Magic Leap CEO: Stereoscopic 3D will cause permanent brain damage, so avoid devices like HoloLens

Joseph Finney

Magic Leap CEO claims stereoscopic 3D will cause permanent brain damage, so avoid Hololens

New technology paradigms have always been surrounded by skepticism as well as excitement, but when there is competition between companies at the bleeding edge there will surely be plenty of misinformation. Recently the CEO of a Google backed start up Magic Leap has claimed Microsoft’s HoloLens could cause permanent brain damage and to no one’s surprise Magic Leap has a ‘better’ and ‘safer’ competing product. Without giving any details Rony Abovitz, the CEO of Magic Leap, says consumers should avoid HoloLens when it comes out and stick to products made with superior technology.

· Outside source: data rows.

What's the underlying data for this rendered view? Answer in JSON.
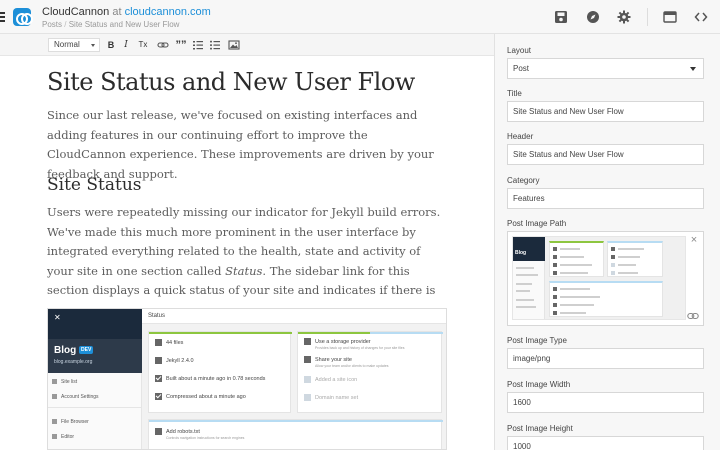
{
  "header": {
    "site_name": "CloudCannon",
    "at": "at",
    "domain": "cloudcannon.com",
    "breadcrumb_parent": "Posts",
    "breadcrumb_sep": "/",
    "breadcrumb_current": "Site Status and New User Flow"
  },
  "toolbar": {
    "format_value": "Normal",
    "bold": "B",
    "italic": "I",
    "clear_format": "Tx",
    "quote": "””"
  },
  "article": {
    "title": "Site Status and New User Flow",
    "intro": "Since our last release, we've focused on existing interfaces and adding features in our continuing effort to improve the CloudCannon experience. These improvements are driven by your feedback and support.",
    "section_heading": "Site Status",
    "section_text_before": "Users were repeatedly missing our indicator for Jekyll build errors. We've made this much more prominent in the user interface by integrated everything related to the health, state and activity of your site in one section called ",
    "section_text_em": "Status",
    "section_text_after": ". The sidebar link for this section displays a quick status of your site and indicates if there is an error."
  },
  "embedded_screenshot": {
    "blog_title": "Blog",
    "badge": "DEV",
    "blog_url": "blog.example.org",
    "side_items": [
      "Site list",
      "Account Settings",
      "File Browser",
      "Editor"
    ],
    "header": "Status",
    "status_rows": [
      "44 files",
      "Jekyll 2.4.0",
      "Built about a minute ago in 0.78 seconds",
      "Compressed about a minute ago"
    ],
    "action_rows": [
      {
        "title": "Use a storage provider",
        "sub": "Provides back up and history of changes for your site files"
      },
      {
        "title": "Share your site",
        "sub": "Allow your team and/or clients to make updates"
      },
      {
        "title": "Added a site icon",
        "sub": ""
      },
      {
        "title": "Domain name set",
        "sub": ""
      }
    ],
    "bottom_row": {
      "title": "Add robots.txt",
      "sub": "Controls navigation instructions for search engines"
    },
    "colors": {
      "green": "#8dc63f",
      "blue": "#4da3e0",
      "lightblue": "#b7dcf3"
    }
  },
  "sidebar": {
    "fields": [
      {
        "label": "Layout",
        "value": "Post",
        "type": "select"
      },
      {
        "label": "Title",
        "value": "Site Status and New User Flow",
        "type": "text"
      },
      {
        "label": "Header",
        "value": "Site Status and New User Flow",
        "type": "text"
      },
      {
        "label": "Category",
        "value": "Features",
        "type": "text"
      }
    ],
    "image_path_label": "Post Image Path",
    "image_type_label": "Post Image Type",
    "image_type_value": "image/png",
    "image_width_label": "Post Image Width",
    "image_width_value": "1600",
    "image_height_label": "Post Image Height",
    "image_height_value": "1000"
  },
  "icons": {
    "menu": "menu-icon",
    "logo": "cloudcannon-logo",
    "save": "save-icon",
    "compass": "compass-icon",
    "settings": "gear-icon",
    "browser": "browser-icon",
    "code": "code-icon",
    "link": "link-icon",
    "image": "image-icon",
    "list_ol": "ordered-list-icon",
    "list_ul": "bullet-list-icon",
    "close": "close-icon"
  }
}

“There are a class of devices (see-through and non-see-through) called stereoscopic 3D. We at Magic Leap believe these inputs into the eye-brain system are incorrect — and can cause a spectrum of temporary and/or permanent neurologic deficits.” – Abovitz

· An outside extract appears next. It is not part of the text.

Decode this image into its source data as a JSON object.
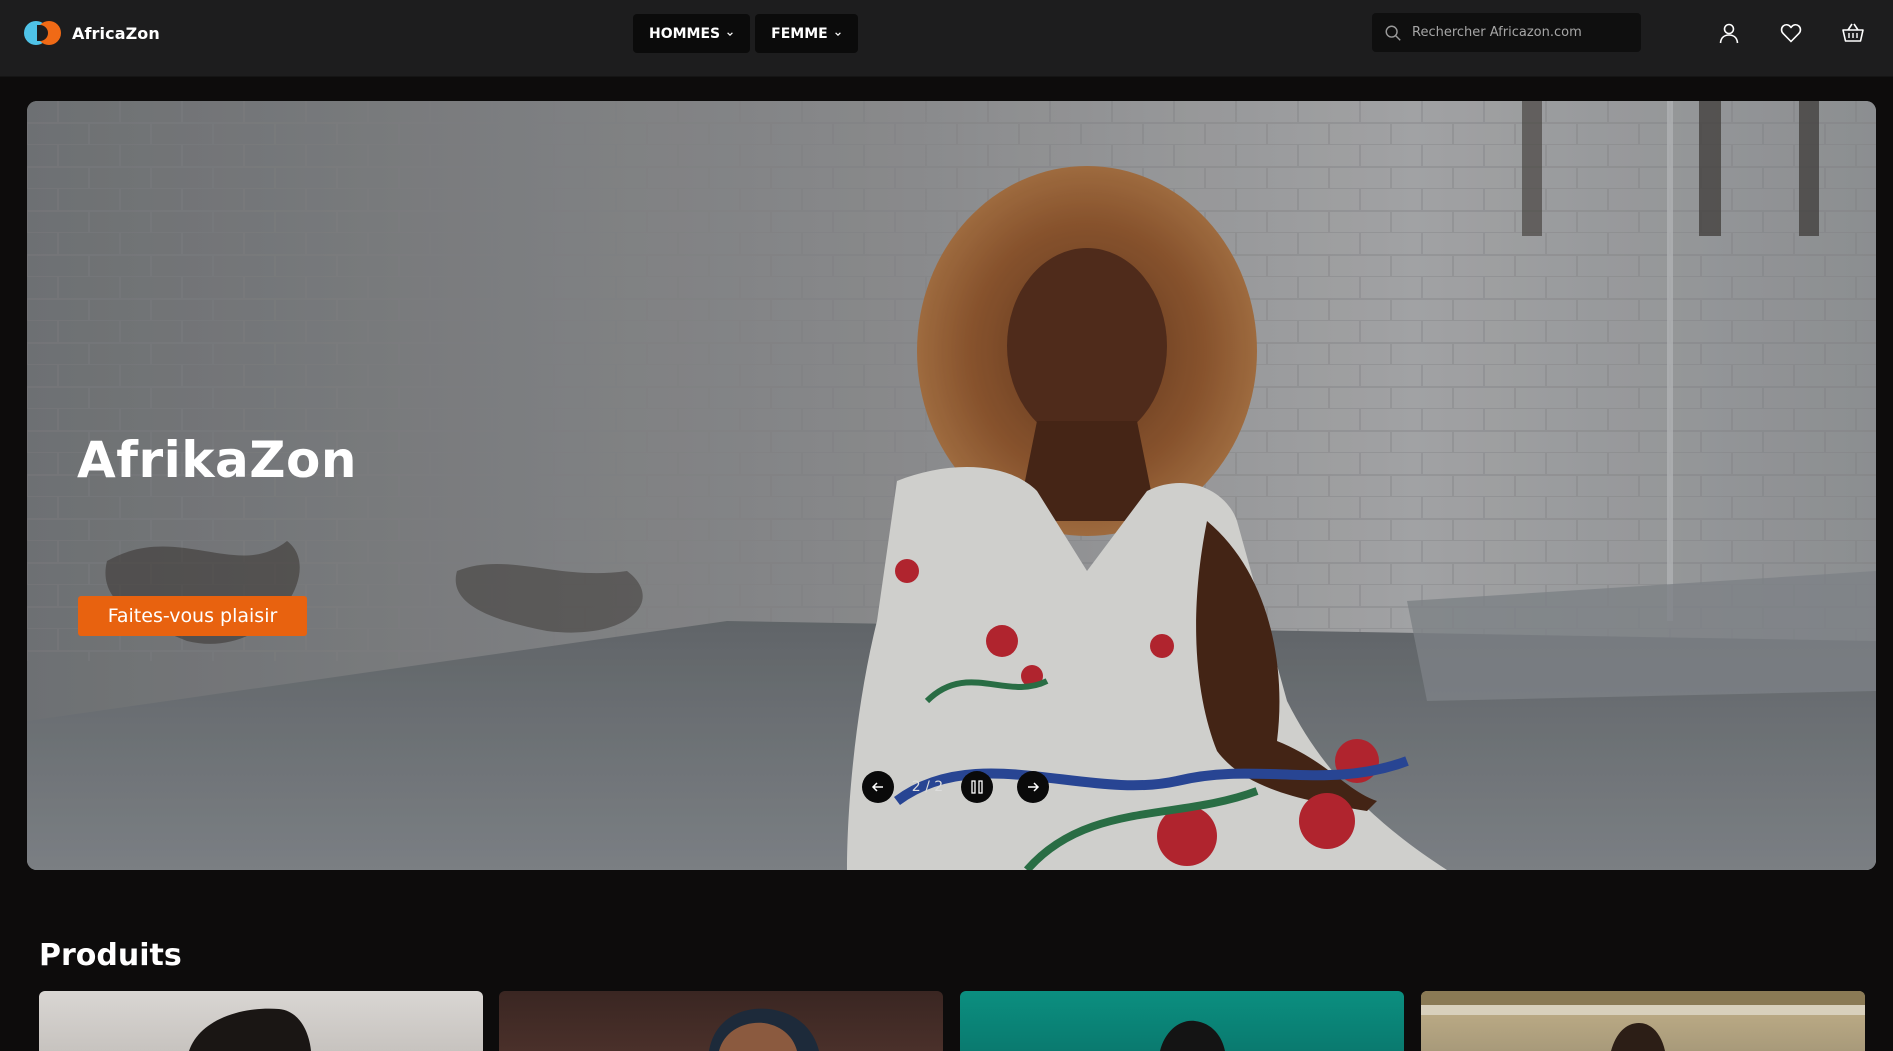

Currently there are no hard details regarding the device to be made by Magic Leap, but the known details are as follows: the device will be augmented reality, and uses digital light-field signal technology to project images. The issue Magic Leap sees in HoloLens (other than the product being competition) is the use of stereoscopic 3D technology which is the current mainstream method for inducing the 3D effect in movie theaters and current 3D devices. Today there is no evidence stereoscopic 3D damages the brain in any way, but Magic Leap has already done the damage by presenting speculation as fact to consumers.

HoloLens will use stereoscopic 3d when it is released

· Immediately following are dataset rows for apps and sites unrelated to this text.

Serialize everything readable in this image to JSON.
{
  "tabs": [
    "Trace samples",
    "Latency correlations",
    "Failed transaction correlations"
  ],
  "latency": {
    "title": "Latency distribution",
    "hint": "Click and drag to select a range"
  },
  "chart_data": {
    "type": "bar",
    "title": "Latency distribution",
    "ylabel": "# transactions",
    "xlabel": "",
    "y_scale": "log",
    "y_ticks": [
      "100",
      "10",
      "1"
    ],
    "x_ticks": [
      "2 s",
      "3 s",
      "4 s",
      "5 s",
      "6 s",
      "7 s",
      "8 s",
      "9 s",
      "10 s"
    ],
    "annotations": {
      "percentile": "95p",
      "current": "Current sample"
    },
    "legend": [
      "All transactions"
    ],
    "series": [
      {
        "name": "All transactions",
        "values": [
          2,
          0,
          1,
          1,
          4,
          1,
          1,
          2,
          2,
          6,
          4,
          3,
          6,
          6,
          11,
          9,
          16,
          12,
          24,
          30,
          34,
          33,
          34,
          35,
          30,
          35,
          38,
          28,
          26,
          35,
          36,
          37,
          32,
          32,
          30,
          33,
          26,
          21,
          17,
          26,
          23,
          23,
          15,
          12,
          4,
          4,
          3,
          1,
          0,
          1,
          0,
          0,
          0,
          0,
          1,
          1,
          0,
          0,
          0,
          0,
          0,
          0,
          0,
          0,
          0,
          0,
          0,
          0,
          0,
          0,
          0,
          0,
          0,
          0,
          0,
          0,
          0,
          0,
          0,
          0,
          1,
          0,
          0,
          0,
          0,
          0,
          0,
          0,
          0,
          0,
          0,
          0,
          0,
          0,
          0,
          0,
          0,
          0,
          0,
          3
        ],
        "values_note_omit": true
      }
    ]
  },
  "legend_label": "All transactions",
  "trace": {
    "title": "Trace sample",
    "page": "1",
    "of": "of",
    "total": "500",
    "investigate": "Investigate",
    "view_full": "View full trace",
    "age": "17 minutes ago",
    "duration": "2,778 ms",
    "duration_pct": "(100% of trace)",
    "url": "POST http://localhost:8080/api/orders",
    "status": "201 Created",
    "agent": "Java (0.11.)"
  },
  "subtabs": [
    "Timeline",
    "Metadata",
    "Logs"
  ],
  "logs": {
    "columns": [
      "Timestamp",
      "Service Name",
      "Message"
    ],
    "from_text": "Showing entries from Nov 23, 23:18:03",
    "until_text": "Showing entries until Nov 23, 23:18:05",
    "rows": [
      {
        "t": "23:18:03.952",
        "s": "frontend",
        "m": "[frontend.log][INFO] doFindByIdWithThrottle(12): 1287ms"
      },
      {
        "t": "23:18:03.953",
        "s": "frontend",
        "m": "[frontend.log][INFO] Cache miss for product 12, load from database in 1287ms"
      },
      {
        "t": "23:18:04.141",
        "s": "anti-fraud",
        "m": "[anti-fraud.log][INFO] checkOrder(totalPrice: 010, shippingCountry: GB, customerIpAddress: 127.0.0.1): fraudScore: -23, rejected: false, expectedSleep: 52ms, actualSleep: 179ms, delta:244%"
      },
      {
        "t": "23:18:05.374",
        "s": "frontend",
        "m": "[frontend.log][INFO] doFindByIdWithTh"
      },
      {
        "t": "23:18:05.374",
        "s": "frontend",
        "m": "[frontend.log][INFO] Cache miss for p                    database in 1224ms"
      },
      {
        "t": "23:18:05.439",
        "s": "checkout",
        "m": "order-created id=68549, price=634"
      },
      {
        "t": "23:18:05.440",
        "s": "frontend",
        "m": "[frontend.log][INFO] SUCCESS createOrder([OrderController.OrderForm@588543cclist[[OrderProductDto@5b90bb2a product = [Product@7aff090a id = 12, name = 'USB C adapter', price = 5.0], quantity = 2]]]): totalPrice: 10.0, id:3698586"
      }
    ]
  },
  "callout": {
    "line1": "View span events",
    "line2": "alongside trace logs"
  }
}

Ironically Magic Leap and Microsoft are not in direct competition with these two devices. Microsoft made the point clear in their January 21st event that the big deal is not hardware but the software which has been developed to support holograms. Developers will be able to implement holographic elements into their apps and support next generation interactions through Universal Apps. These apps could run on Microsoft’s device or Magic Leap’s. The apparent clash no doubt comes from the heavy Google backing which Magic Leap receives, and the good chance Android will power their device and not Windows 10. This stands to be another example of Google trying to undercut Microsoft at every opportunity possible. Luckily it would seem Microsoft has a more mature product which is farther along in development and has already been proven to the press.